This is another example for which I think that good evidence is perhaps missing. It is not proved to what extent COVID-19 is spread by droplet emission, and to what is extent it is spread by “lone virus” emission. If it’s spread by droplets from your nose, anything just has to block droplets. If your expired air contains virus particles, virions, from your deep lungs, then masks may not be effective.
I don’t think we know for sure the ratio of infections to causation method.
We can know that droplets directly in the face from a sneeze or cough would definitely do it, so we could look at it as like wearing a helmet when riding a bike; the chance of me falling off my bike today is remote, but the helmet is there if that should happen.
And while surgical mask < N95 mask < mask + enclosing glasses < hazmat suit, that doesn’t make it daft to wear a surgical mask.
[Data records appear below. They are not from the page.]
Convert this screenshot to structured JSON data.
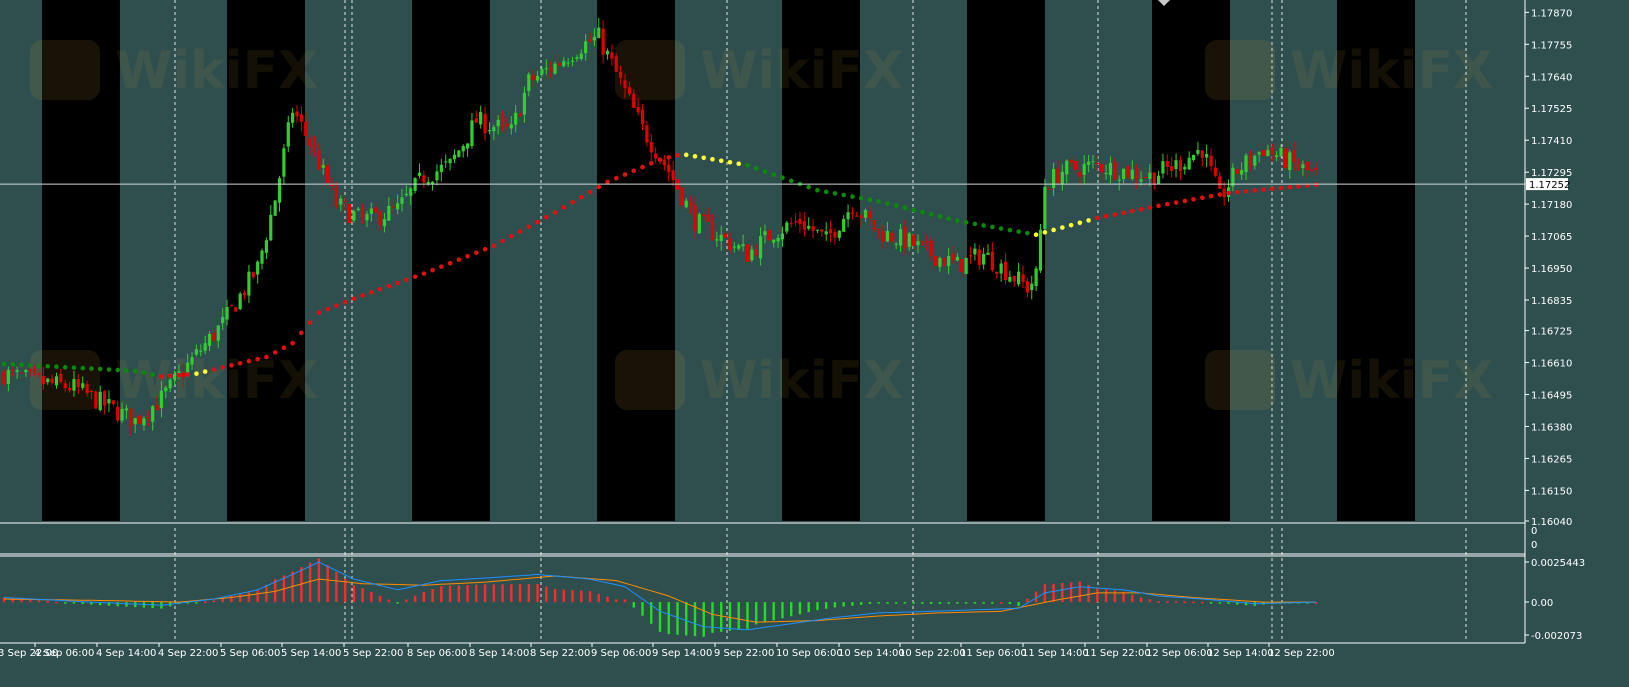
{
  "colors": {
    "background": "#2f4f4f",
    "session_band": "#000000",
    "bull_candle": "#32cd32",
    "bear_candle": "#e10000",
    "ma_up": "#e01010",
    "ma_flat": "#ffff33",
    "ma_down": "#0a8a0a",
    "macd_line": "#1e90ff",
    "signal_line": "#ff8c00",
    "hist_pos": "#ff2a2a",
    "hist_neg": "#22dd22",
    "grid_vline": "#ffffff",
    "axis_text": "#ffffff",
    "price_line": "#cfd8d8",
    "price_tag_bg": "#ffffff",
    "price_tag_fg": "#000000"
  },
  "watermark": {
    "text": "WikiFX"
  },
  "price_axis": {
    "labels": [
      "1.17870",
      "1.17755",
      "1.17640",
      "1.17525",
      "1.17410",
      "1.17295",
      "1.17180",
      "1.17065",
      "1.16950",
      "1.16835",
      "1.16725",
      "1.16610",
      "1.16495",
      "1.16380",
      "1.16265",
      "1.16150",
      "1.16040"
    ],
    "current_price": "1.17252"
  },
  "sub_window_1": {
    "labels": [
      "0",
      "0"
    ]
  },
  "sub_window_2": {
    "labels": [
      "0.0025443",
      "0.00",
      "-0.002073"
    ]
  },
  "time_axis": {
    "labels": [
      "3 Sep 22:00",
      "4 Sep 06:00",
      "4 Sep 14:00",
      "4 Sep 22:00",
      "5 Sep 06:00",
      "5 Sep 14:00",
      "5 Sep 22:00",
      "8 Sep 06:00",
      "8 Sep 14:00",
      "8 Sep 22:00",
      "9 Sep 06:00",
      "9 Sep 14:00",
      "9 Sep 22:00",
      "10 Sep 06:00",
      "10 Sep 14:00",
      "10 Sep 22:00",
      "11 Sep 06:00",
      "11 Sep 14:00",
      "11 Sep 22:00",
      "12 Sep 06:00",
      "12 Sep 14:00",
      "12 Sep 22:00"
    ]
  },
  "chart_data": [
    {
      "type": "candlestick",
      "title": "",
      "y_axis_ticks": [
        1.1787,
        1.17755,
        1.1764,
        1.17525,
        1.1741,
        1.17295,
        1.1718,
        1.17065,
        1.1695,
        1.16835,
        1.16725,
        1.1661,
        1.16495,
        1.1638,
        1.16265,
        1.1615,
        1.1604
      ],
      "ylim": [
        1.1604,
        1.179
      ],
      "x_labels": [
        "3 Sep 22:00",
        "4 Sep 06:00",
        "4 Sep 14:00",
        "4 Sep 22:00",
        "5 Sep 06:00",
        "5 Sep 14:00",
        "5 Sep 22:00",
        "8 Sep 06:00",
        "8 Sep 14:00",
        "8 Sep 22:00",
        "9 Sep 06:00",
        "9 Sep 14:00",
        "9 Sep 22:00",
        "10 Sep 06:00",
        "10 Sep 14:00",
        "10 Sep 22:00",
        "11 Sep 06:00",
        "11 Sep 14:00",
        "11 Sep 22:00",
        "12 Sep 06:00",
        "12 Sep 14:00",
        "12 Sep 22:00"
      ],
      "current_price": 1.17252,
      "close_path": [
        [
          0,
          1.1657
        ],
        [
          8,
          1.1654
        ],
        [
          16,
          1.1652
        ],
        [
          24,
          1.1645
        ],
        [
          30,
          1.164
        ],
        [
          36,
          1.1648
        ],
        [
          42,
          1.166
        ],
        [
          50,
          1.1675
        ],
        [
          58,
          1.1695
        ],
        [
          62,
          1.172
        ],
        [
          66,
          1.1752
        ],
        [
          70,
          1.174
        ],
        [
          76,
          1.1718
        ],
        [
          82,
          1.1712
        ],
        [
          90,
          1.1716
        ],
        [
          96,
          1.1728
        ],
        [
          102,
          1.1732
        ],
        [
          108,
          1.1748
        ],
        [
          116,
          1.1744
        ],
        [
          120,
          1.1762
        ],
        [
          126,
          1.1768
        ],
        [
          132,
          1.1775
        ],
        [
          136,
          1.1778
        ],
        [
          140,
          1.1765
        ],
        [
          146,
          1.1745
        ],
        [
          152,
          1.173
        ],
        [
          158,
          1.1712
        ],
        [
          164,
          1.1706
        ],
        [
          170,
          1.17
        ],
        [
          176,
          1.1708
        ],
        [
          182,
          1.1712
        ],
        [
          188,
          1.1705
        ],
        [
          194,
          1.1718
        ],
        [
          200,
          1.1708
        ],
        [
          206,
          1.1705
        ],
        [
          212,
          1.17
        ],
        [
          218,
          1.1696
        ],
        [
          224,
          1.17
        ],
        [
          230,
          1.1693
        ],
        [
          234,
          1.1688
        ],
        [
          236,
          1.1692
        ],
        [
          238,
          1.1725
        ],
        [
          242,
          1.173
        ],
        [
          250,
          1.1732
        ],
        [
          256,
          1.173
        ],
        [
          262,
          1.1728
        ],
        [
          268,
          1.1732
        ],
        [
          274,
          1.1738
        ],
        [
          278,
          1.172
        ],
        [
          282,
          1.173
        ],
        [
          288,
          1.1738
        ],
        [
          294,
          1.1733
        ],
        [
          300,
          1.1728
        ]
      ],
      "series": [
        {
          "name": "",
          "type": "candles",
          "count": 301,
          "seed": 7
        }
      ],
      "ma_dots": [
        {
          "x": 0,
          "y": 1.16605,
          "state": "down"
        },
        {
          "x": 30,
          "y": 1.1658,
          "state": "down"
        },
        {
          "x": 36,
          "y": 1.1656,
          "state": "up"
        },
        {
          "x": 44,
          "y": 1.1657,
          "state": "flat"
        },
        {
          "x": 48,
          "y": 1.16585,
          "state": "up"
        },
        {
          "x": 60,
          "y": 1.1663,
          "state": "up"
        },
        {
          "x": 66,
          "y": 1.1668,
          "state": "up"
        },
        {
          "x": 72,
          "y": 1.1679,
          "state": "up"
        },
        {
          "x": 80,
          "y": 1.1684,
          "state": "up"
        },
        {
          "x": 96,
          "y": 1.1693,
          "state": "up"
        },
        {
          "x": 112,
          "y": 1.1703,
          "state": "up"
        },
        {
          "x": 126,
          "y": 1.1715,
          "state": "up"
        },
        {
          "x": 138,
          "y": 1.1726,
          "state": "up"
        },
        {
          "x": 150,
          "y": 1.1734,
          "state": "up"
        },
        {
          "x": 155,
          "y": 1.1736,
          "state": "flat"
        },
        {
          "x": 170,
          "y": 1.1732,
          "state": "down"
        },
        {
          "x": 186,
          "y": 1.1723,
          "state": "down"
        },
        {
          "x": 200,
          "y": 1.1719,
          "state": "down"
        },
        {
          "x": 218,
          "y": 1.1712,
          "state": "down"
        },
        {
          "x": 236,
          "y": 1.1707,
          "state": "flat"
        },
        {
          "x": 250,
          "y": 1.1713,
          "state": "up"
        },
        {
          "x": 266,
          "y": 1.1718,
          "state": "up"
        },
        {
          "x": 280,
          "y": 1.1722,
          "state": "up"
        },
        {
          "x": 300,
          "y": 1.1725,
          "state": "up"
        }
      ]
    },
    {
      "type": "line",
      "title": "",
      "y_axis_ticks": [
        0.0025443,
        0.0,
        -0.002073
      ],
      "series": [
        {
          "name": "",
          "kind": "macd",
          "color_key": "macd_line"
        },
        {
          "name": "",
          "kind": "signal",
          "color_key": "signal_line"
        },
        {
          "name": "",
          "kind": "histogram"
        }
      ],
      "macd_path": [
        [
          0,
          0.0003
        ],
        [
          20,
          0.0
        ],
        [
          36,
          -0.0002
        ],
        [
          48,
          0.0002
        ],
        [
          58,
          0.0008
        ],
        [
          66,
          0.0018
        ],
        [
          72,
          0.0026
        ],
        [
          80,
          0.0015
        ],
        [
          90,
          0.0008
        ],
        [
          100,
          0.0014
        ],
        [
          112,
          0.0016
        ],
        [
          122,
          0.0018
        ],
        [
          134,
          0.0015
        ],
        [
          142,
          0.001
        ],
        [
          150,
          -0.0006
        ],
        [
          160,
          -0.0016
        ],
        [
          170,
          -0.0018
        ],
        [
          180,
          -0.0014
        ],
        [
          190,
          -0.001
        ],
        [
          200,
          -0.0007
        ],
        [
          212,
          -0.0006
        ],
        [
          222,
          -0.0005
        ],
        [
          232,
          -0.0004
        ],
        [
          238,
          0.0006
        ],
        [
          246,
          0.001
        ],
        [
          256,
          0.0008
        ],
        [
          264,
          0.0004
        ],
        [
          274,
          0.0002
        ],
        [
          286,
          -0.0001
        ],
        [
          300,
          0.0
        ]
      ],
      "signal_path": [
        [
          0,
          0.0002
        ],
        [
          24,
          0.0001
        ],
        [
          40,
          0.0
        ],
        [
          52,
          0.0003
        ],
        [
          62,
          0.0007
        ],
        [
          72,
          0.0015
        ],
        [
          82,
          0.0012
        ],
        [
          96,
          0.0011
        ],
        [
          110,
          0.0013
        ],
        [
          126,
          0.0017
        ],
        [
          140,
          0.0014
        ],
        [
          152,
          0.0004
        ],
        [
          162,
          -0.0008
        ],
        [
          172,
          -0.0013
        ],
        [
          186,
          -0.0012
        ],
        [
          200,
          -0.0009
        ],
        [
          214,
          -0.0007
        ],
        [
          228,
          -0.0006
        ],
        [
          240,
          0.0001
        ],
        [
          250,
          0.0006
        ],
        [
          260,
          0.0006
        ],
        [
          272,
          0.0003
        ],
        [
          288,
          0.0
        ],
        [
          300,
          0.0
        ]
      ]
    }
  ]
}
So it annoys me to hear people making sneering at people wearing surgical masks, especially when it’s the only option for many. (I’m not accusing you at all of this, UDS, just making a wider point).
I think the point is that surgical masks are of more value in limiting transmission by those who are already infected than they are in guarding against infection in those who aren’t.
By all means wear a surgical mask to guard against infection, if it gives you comfort. But understand that it offers relatively little protection, and that frequent washing of your hands with soap and hot water is likely to provide a far greater measure of protection than the mask can.